Some stands tried to get us to visit them in every possible way. That was enough for us not to do so. Others looked at us somewhat condescendingly. Another signal to move on. At the stands where we did go to get acquainted, we were hardly ever asked who we were, where we came from, what shop we had. They just jumped at it to introduce their brand and products. That, too, we found strange. It gave us the feeling that the competition was so fierce that they wanted to make a deal at any cost, with anyone who would take the bait. The funniest moment was often when we finally introduced ourselves. Apparently, we have built up a certain reputation in those few years. Stand holders who were at first neutral or hesitant suddenly became extremely friendly. It made us laugh.
We have a deal! Eris Perfumes, by the absolutely amazing Barbara Herman, is now available in Belgium.
The main trends? Oud, a substance derived from a fungus-infected agar tree (which is why a synthetic alternative is often used), is still popular. But there were also many brands proposing more subtle, delicate perfumes.

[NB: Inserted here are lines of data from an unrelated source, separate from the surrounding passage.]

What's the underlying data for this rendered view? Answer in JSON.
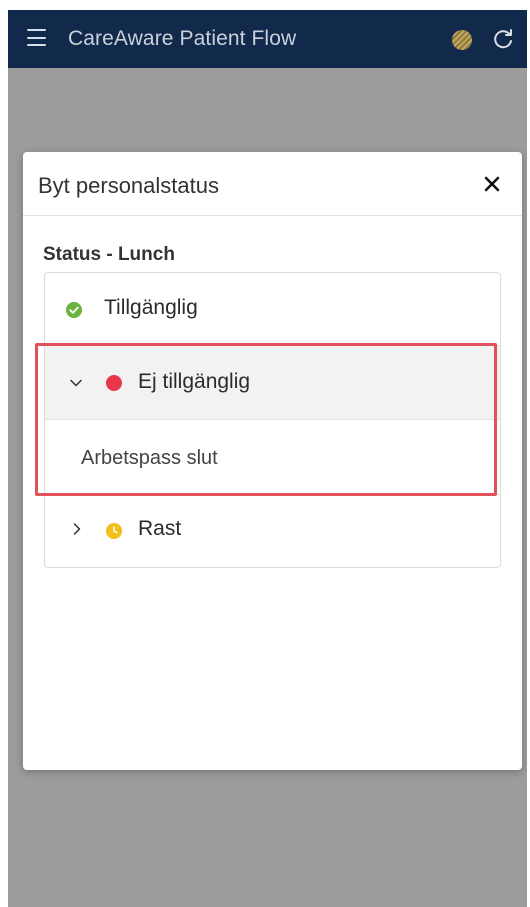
{
  "app": {
    "title": "CareAware Patient Flow",
    "menu_icon": "hamburger-menu-icon",
    "globe_icon": "globe-icon",
    "refresh_icon": "refresh-icon",
    "header_color": "#11294a"
  },
  "dialog": {
    "title": "Byt personalstatus",
    "close_icon": "close-icon",
    "section_label": "Status - Lunch",
    "statuses": [
      {
        "label": "Tillgänglig",
        "icon": "check-circle-icon",
        "color": "#6cb33f",
        "expanded": false
      },
      {
        "label": "Ej tillgänglig",
        "icon": "red-dot-icon",
        "color": "#e8374a",
        "expanded": true,
        "children": [
          {
            "label": "Arbetspass slut"
          }
        ]
      },
      {
        "label": "Rast",
        "icon": "clock-icon",
        "color": "#f2bf1d",
        "expanded": false
      }
    ]
  },
  "highlight_color": "#e0515a"
}
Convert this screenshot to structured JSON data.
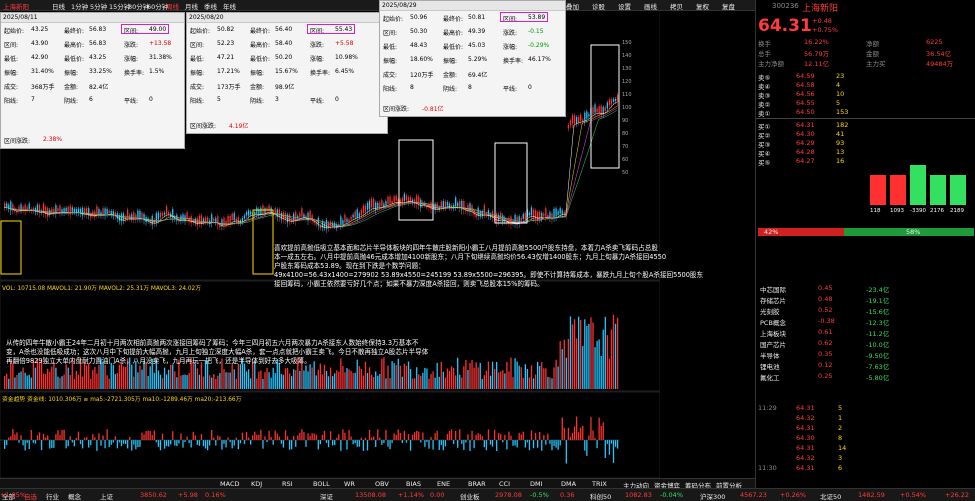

Quite a few fruity fragrances too, with fig, redcurrant or yellow fruit. More attention (finally) to sustainability and ecology, with several brands focusing on natural products and sustainable, simple packaging. Thematic brands who, for example, launched 5 perfumes around the same base note. It was surprising to discover how one ingredient can have so many facets. It showed that just relying on the notes is not a good idea. You just have to try it. The brands we liked the most showed a clear, original and coherent concept. Sometimes this felt very authentic and lived through in our conversations, sometimes it was difficult to find out if they had not just hired a good marketeer. There is still a lot of mystery surrounding perfume. But above all a lot of variation, and that is a good thing.
Have we made any new discoveries? We certainly did. We went home with a suitcase full of samples. It will take us weeks to test them all. Which brands they are, we prefer not to say. Unfortunately, we don't have the space nor budget to start a partnership with every one of them. A new brand requires an investment of easily a few thousand euros. We have to sell quite a few perfumes for that. We don't want to make you any empty promises. But although we had promised not to make any commitments at the fair, we returned with a new brand: Eris Parfums from New York, founded by Barbara Herman. Hiram Green tipped us off, and it was the only new brand we visited on day one. It clicked immediately, and we went back every day. Love at first sniff.
It was an amazing and overwhelming experience. An event we were part of, but where we also felt like outsiders at times. We take our job (and therefore the fair) very seriously but we can also put it into perspective. And we would like to keep it that way.